[Opening INPUT MATERIAL section]

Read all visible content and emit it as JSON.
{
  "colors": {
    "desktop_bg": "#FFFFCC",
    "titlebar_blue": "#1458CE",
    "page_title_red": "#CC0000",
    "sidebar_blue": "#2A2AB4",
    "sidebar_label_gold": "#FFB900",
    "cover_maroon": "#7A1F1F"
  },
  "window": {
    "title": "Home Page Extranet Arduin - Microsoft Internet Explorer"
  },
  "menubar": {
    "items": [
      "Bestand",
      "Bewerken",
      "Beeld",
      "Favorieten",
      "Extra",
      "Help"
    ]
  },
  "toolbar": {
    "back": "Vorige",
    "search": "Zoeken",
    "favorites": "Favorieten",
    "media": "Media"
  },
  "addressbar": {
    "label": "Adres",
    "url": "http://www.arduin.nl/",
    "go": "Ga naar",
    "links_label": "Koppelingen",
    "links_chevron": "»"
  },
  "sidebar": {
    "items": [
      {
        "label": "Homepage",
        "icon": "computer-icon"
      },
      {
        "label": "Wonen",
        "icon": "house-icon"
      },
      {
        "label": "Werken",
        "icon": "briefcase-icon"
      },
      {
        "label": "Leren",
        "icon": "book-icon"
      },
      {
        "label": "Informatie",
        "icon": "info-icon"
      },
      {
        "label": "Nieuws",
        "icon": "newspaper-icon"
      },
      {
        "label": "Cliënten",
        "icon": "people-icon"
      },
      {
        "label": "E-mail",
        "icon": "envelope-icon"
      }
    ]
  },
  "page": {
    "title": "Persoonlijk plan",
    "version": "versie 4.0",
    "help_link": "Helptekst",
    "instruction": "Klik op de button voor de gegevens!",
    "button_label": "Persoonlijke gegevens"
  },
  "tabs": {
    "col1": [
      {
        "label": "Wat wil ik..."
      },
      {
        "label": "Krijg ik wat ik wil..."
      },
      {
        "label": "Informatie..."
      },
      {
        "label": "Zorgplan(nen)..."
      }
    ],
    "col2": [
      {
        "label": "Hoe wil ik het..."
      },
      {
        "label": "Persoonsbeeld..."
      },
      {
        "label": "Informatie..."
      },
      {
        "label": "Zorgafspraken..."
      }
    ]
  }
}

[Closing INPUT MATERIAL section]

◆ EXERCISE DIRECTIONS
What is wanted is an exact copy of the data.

◆ REPLY TO THE TASK
Read all visible content and emit it as JSON.
{
  "colors": {
    "desktop_bg": "#FFFFCC",
    "titlebar_blue": "#1458CE",
    "page_title_red": "#CC0000",
    "sidebar_blue": "#2A2AB4",
    "sidebar_label_gold": "#FFB900",
    "cover_maroon": "#7A1F1F"
  },
  "window": {
    "title": "Home Page Extranet Arduin - Microsoft Internet Explorer"
  },
  "menubar": {
    "items": [
      "Bestand",
      "Bewerken",
      "Beeld",
      "Favorieten",
      "Extra",
      "Help"
    ]
  },
  "toolbar": {
    "back": "Vorige",
    "search": "Zoeken",
    "favorites": "Favorieten",
    "media": "Media"
  },
  "addressbar": {
    "label": "Adres",
    "url": "http://www.arduin.nl/",
    "go": "Ga naar",
    "links_label": "Koppelingen",
    "links_chevron": "»"
  },
  "sidebar": {
    "items": [
      {
        "label": "Homepage",
        "icon": "computer-icon"
      },
      {
        "label": "Wonen",
        "icon": "house-icon"
      },
      {
        "label": "Werken",
        "icon": "briefcase-icon"
      },
      {
        "label": "Leren",
        "icon": "book-icon"
      },
      {
        "label": "Informatie",
        "icon": "info-icon"
      },
      {
        "label": "Nieuws",
        "icon": "newspaper-icon"
      },
      {
        "label": "Cliënten",
        "icon": "people-icon"
      },
      {
        "label": "E-mail",
        "icon": "envelope-icon"
      }
    ]
  },
  "page": {
    "title": "Persoonlijk plan",
    "version": "versie 4.0",
    "help_link": "Helptekst",
    "instruction": "Klik op de button voor de gegevens!",
    "button_label": "Persoonlijke gegevens"
  },
  "tabs": {
    "col1": [
      {
        "label": "Wat wil ik..."
      },
      {
        "label": "Krijg ik wat ik wil..."
      },
      {
        "label": "Informatie..."
      },
      {
        "label": "Zorgplan(nen)..."
      }
    ],
    "col2": [
      {
        "label": "Hoe wil ik het..."
      },
      {
        "label": "Persoonsbeeld..."
      },
      {
        "label": "Informatie..."
      },
      {
        "label": "Zorgafspraken..."
      }
    ]
  }
}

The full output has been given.